By 1855, the Sublett family had gained control of the land around Leagueville and sold it to Matthew Cartwright in 1857. In 1871, B.T. and Annie (Cartwright) Roberts had acquired the property. But when the couple died, the York heirs sued to regain control of the property, but lost on appeal in 1875.

The litigation slowed the development of the area and it really didn’t become a community until the late 1800s. The community had a school, and a cemetery was established on the school property. The school, however, was consolidated with Brownsboro in 1934.

At its peak, Leagueville had two general stores, its church, two cotton gins, a blacksmith, and a grist mill.

A broken discarded mill stone from the grist mill was placed around a Texas historical marker by the cemetery when it was erected in 2004.

The coming of the railroad through Brownsboro in the late 1800s left Leagueville off the beaten path and, with the building of Highway 31 from Tyler to Athens beside the railroad, Leagueville suffered another blow. In the old days, a road running through Leagueville was known as the Athens-to-Tyler road.

Leagueville’s cemetery was once maintained in the way of many old East Texas cemeteries. The grounds were hoed, grass was removed, and the graves were mounded. But because of erosion and the time required to maintain the graveyard, mowing was begun in the 1950s.

Many graves in the cemetery are unmarked and the names of those buried have been lost in the passage of time.

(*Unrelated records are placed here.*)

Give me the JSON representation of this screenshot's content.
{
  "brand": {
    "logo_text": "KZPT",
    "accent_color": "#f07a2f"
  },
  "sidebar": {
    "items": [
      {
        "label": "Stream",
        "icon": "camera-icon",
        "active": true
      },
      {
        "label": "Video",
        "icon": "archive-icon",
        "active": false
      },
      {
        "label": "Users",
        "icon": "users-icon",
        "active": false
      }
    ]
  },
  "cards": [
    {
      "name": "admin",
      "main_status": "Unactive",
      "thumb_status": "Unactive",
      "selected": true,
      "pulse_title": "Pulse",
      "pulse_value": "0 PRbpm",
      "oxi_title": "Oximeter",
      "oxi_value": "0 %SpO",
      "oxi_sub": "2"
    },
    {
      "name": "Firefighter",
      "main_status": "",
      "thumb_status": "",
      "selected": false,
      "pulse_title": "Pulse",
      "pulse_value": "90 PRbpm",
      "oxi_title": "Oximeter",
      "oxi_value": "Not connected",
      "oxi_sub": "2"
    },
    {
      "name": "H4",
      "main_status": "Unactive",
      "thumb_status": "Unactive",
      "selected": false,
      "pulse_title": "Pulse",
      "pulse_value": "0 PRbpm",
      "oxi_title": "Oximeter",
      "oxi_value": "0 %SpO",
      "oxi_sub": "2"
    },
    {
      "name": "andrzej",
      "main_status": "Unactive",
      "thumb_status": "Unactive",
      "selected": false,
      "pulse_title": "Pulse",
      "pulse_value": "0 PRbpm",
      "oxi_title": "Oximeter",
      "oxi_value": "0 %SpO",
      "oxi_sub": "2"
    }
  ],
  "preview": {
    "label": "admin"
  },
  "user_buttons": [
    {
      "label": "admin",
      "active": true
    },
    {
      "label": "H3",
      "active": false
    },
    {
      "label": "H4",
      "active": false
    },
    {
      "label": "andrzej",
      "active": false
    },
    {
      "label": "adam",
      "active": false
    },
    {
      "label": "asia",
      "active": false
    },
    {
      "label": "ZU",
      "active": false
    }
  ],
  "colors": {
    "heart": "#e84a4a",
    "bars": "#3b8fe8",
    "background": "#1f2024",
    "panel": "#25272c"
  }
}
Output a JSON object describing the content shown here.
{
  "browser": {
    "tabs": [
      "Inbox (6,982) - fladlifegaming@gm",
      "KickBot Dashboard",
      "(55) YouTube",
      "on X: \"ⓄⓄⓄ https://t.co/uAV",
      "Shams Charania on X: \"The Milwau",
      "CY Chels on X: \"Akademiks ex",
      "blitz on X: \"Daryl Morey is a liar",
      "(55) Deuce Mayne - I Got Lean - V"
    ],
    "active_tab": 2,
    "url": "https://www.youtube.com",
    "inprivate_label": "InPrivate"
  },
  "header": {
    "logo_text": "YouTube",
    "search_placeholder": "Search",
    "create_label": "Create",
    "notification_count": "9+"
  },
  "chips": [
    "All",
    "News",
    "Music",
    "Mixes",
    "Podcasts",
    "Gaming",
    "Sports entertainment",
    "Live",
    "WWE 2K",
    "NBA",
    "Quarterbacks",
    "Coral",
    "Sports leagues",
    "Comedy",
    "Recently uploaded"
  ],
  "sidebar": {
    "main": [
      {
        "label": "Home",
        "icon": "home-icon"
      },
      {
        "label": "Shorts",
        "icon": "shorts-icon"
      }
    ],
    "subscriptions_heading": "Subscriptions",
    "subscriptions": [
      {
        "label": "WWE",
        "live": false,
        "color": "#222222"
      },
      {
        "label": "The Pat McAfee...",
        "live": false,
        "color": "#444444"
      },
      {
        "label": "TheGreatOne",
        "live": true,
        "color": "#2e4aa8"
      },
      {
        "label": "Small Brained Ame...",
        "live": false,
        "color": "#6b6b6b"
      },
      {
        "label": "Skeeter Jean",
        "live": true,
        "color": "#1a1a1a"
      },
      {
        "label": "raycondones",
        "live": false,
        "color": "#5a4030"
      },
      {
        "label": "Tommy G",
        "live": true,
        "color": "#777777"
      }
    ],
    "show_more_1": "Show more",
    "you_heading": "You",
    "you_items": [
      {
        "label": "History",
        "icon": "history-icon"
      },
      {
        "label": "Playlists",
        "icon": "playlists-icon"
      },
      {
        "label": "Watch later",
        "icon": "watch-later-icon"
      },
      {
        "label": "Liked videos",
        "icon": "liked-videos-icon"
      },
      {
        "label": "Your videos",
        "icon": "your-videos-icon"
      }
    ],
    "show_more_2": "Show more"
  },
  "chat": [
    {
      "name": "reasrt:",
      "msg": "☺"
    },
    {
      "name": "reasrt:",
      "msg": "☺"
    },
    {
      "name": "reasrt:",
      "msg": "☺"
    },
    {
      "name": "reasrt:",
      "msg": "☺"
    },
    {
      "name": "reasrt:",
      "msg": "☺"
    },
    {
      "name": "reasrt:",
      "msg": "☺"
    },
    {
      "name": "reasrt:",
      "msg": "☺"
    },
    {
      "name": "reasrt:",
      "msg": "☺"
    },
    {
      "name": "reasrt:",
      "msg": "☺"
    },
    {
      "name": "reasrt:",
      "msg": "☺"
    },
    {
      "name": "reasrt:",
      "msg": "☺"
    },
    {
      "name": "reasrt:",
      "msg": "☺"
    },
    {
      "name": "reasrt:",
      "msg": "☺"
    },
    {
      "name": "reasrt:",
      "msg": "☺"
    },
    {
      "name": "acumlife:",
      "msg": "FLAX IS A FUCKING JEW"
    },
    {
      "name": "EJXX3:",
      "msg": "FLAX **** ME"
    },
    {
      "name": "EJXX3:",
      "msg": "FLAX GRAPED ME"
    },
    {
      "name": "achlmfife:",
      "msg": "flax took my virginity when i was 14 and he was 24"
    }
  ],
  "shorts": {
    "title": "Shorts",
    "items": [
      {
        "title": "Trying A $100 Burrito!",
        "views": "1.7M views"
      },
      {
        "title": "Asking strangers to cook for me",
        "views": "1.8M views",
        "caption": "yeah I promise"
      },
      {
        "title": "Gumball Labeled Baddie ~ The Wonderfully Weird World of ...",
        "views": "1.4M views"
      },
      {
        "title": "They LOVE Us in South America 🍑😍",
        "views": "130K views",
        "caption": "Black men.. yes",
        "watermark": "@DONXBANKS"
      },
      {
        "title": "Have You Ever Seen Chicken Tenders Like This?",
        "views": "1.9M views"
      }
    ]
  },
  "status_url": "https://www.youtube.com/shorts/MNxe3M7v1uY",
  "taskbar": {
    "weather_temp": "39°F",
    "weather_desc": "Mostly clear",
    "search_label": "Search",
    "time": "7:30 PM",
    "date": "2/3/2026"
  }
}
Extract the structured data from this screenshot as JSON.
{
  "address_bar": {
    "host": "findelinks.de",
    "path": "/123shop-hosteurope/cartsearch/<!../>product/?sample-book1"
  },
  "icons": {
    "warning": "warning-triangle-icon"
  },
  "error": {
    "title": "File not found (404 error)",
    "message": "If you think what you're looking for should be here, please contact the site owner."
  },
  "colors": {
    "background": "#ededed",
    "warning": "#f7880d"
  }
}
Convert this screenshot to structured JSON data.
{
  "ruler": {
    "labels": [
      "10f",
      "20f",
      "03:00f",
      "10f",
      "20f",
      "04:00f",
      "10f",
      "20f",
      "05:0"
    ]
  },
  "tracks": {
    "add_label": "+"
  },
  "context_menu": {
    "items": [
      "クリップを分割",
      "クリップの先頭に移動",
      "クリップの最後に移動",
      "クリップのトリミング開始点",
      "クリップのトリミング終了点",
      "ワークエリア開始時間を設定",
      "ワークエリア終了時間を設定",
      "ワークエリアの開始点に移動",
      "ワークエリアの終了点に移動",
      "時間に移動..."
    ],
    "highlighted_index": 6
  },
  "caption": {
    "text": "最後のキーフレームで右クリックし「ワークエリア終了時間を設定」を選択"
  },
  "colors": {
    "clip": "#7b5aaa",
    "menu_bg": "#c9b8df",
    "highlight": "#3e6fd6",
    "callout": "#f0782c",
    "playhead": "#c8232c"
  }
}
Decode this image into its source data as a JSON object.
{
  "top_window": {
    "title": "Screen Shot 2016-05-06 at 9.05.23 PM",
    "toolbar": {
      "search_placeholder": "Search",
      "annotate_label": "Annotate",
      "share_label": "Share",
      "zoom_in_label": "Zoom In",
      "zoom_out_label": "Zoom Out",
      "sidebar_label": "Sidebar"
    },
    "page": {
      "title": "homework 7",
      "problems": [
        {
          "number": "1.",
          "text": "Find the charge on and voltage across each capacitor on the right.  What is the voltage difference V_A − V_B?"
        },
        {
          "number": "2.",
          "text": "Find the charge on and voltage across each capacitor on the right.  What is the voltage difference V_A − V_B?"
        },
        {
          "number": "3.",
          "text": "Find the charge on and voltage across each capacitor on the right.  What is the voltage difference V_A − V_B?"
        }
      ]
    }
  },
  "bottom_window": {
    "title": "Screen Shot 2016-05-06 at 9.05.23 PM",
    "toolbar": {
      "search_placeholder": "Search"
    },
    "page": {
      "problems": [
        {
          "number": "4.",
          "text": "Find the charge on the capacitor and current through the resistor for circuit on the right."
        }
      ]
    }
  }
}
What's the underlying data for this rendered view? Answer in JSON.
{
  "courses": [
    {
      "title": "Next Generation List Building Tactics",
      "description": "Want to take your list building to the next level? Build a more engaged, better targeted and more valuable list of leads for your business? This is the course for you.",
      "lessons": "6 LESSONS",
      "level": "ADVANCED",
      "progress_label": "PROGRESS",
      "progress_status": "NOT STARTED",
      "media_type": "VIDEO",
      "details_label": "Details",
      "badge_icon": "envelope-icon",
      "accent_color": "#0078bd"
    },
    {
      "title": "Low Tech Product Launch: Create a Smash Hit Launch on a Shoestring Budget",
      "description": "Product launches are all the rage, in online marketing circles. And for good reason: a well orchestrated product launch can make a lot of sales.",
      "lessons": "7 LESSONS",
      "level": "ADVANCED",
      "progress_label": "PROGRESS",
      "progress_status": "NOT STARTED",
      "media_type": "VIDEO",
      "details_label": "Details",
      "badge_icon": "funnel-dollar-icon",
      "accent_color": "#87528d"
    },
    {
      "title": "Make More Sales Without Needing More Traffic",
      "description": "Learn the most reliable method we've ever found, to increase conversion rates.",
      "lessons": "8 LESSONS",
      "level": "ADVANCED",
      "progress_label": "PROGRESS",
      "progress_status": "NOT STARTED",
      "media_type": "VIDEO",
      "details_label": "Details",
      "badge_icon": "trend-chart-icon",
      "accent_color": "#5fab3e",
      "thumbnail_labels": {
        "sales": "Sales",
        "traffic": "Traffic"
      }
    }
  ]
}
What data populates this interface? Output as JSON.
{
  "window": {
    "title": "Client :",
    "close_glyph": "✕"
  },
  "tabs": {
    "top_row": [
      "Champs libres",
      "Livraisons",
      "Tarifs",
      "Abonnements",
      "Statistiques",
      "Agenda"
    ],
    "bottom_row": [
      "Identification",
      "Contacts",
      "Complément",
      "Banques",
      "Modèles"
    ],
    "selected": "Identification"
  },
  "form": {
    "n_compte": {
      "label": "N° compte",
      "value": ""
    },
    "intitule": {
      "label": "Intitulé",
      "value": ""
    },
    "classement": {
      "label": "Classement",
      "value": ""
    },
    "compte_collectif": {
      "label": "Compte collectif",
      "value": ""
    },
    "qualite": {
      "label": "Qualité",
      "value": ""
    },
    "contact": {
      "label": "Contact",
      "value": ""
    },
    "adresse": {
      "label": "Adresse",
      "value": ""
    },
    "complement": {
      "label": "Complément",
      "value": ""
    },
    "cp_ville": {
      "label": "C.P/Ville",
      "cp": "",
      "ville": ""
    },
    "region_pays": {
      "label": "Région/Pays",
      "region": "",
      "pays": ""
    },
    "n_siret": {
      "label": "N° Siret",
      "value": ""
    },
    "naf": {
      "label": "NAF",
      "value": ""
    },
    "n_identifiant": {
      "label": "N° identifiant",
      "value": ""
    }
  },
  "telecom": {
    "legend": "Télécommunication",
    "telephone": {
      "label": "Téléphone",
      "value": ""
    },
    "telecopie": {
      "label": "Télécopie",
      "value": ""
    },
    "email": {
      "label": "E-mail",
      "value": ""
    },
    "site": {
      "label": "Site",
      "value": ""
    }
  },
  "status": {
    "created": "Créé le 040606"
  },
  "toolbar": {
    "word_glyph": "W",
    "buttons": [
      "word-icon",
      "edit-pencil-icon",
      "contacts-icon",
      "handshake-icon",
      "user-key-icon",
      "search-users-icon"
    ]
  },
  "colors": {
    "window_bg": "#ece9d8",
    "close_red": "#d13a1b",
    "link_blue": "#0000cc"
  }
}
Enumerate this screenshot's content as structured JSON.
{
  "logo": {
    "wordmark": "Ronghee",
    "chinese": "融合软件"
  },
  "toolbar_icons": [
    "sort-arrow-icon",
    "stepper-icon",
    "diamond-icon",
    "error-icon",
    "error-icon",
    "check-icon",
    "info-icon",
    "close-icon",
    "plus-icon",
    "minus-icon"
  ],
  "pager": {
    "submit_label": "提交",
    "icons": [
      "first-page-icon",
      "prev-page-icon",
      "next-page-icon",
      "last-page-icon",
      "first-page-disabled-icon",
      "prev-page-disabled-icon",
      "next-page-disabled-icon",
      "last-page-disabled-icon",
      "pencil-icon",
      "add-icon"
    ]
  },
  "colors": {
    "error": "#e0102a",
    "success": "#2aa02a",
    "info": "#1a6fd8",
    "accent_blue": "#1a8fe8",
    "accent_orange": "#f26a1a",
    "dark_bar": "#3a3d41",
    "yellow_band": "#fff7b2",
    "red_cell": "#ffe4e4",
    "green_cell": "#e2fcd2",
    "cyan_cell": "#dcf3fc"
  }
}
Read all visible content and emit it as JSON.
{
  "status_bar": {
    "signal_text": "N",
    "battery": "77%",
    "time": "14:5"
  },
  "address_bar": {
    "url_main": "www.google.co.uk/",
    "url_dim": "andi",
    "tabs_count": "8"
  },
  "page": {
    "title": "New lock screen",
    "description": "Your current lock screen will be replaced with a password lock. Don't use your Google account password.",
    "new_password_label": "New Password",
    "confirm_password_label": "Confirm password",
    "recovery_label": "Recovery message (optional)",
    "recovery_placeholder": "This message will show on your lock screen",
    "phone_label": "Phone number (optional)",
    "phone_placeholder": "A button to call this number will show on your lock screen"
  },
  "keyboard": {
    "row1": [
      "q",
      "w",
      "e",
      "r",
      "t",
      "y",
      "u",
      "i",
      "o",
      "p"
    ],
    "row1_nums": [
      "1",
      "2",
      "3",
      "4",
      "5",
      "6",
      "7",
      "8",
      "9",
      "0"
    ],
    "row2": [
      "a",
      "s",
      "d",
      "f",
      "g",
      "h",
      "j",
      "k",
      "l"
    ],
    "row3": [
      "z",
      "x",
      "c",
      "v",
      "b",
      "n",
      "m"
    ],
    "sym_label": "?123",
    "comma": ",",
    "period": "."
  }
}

One year, when the cemetery was being expanded, an old dipping vat used to control ticks on cattle was discovered in the ground.

Leagueville’s church, which began as the Hopewell Missionary Baptist Church in 1880, remains in its original location and was preceded by churches at Rock Hill and New York.

One of the town’s earliest settlers was Malachiah Reeves, a Civil War veteran, who served as a postmaster in 1906 and 1907. He was licensed to preach at Leagueville and is buried in the local cemetery.

Each second Sunday of June, Leagueville’s former residents and their families come back to the old town for a memorial day.


Bob Bowman's East Texas February 20, 2010 Column
A weekly column syndicated in 109 East Texas newspapers
Copyright Bob Bowman

Leagueville, Texas
Area Towns:

Athens
Book Hotel Here:
Athens Hotels
More Hotels
More Texas Towns:
East Texas
Texas Ghost Towns
Texas Towns
Texas
Custom Search
Athens Hotels
Find Hotel Deals in Athens, Texas
Book Here
TEXAS ESCAPES CONTENTS
HOME | TEXAS ESCAPES ONLINE MAGAZINE | HOTELS | SEARCH SITE
TEXAS TOWN LIST | TEXAS GHOST TOWNS | TEXAS COUNTIES

Texas Hill Country | East Texas | Central Texas North | Central Texas South | West Texas | Texas Panhandle | South Texas | Texas Gulf Coast
TRIPS | STATES PARKS | RIVERS | LAKES | DRIVES | FORTS | MAPS

Texas Attractions
TEXAS FEATURES
People | Ghosts | Historic Trees | Cemeteries | Small Town Sagas | WWII | History | Texas Centennial | Black History | Art | Music | Animals | Books | Food
COLUMNS : History, Humor, Topical and Opinion

TEXAS ARCHITECTURE | IMAGES
Courthouses | Jails | Churches | Gas Stations | Schoolhouses | Bridges | Theaters | Monuments/Statues | Depots | Water Towers | Post Offices | Grain Elevators | Lodges | Museums | Rooms with a Past | Gargoyles | Cornerstones | Pitted Dates | Stores | Banks | Drive-by Architecture | Signs | Ghost Signs | Old Neon | Murals | Then & Now
Vintage Photos

TRAVEL RESERVATIONS | USA | MEXICO

Privacy Statement | Disclaimer | Contributors | Staff | Contact TE
Website Content Copyright Texas Escapes. All Rights Reserved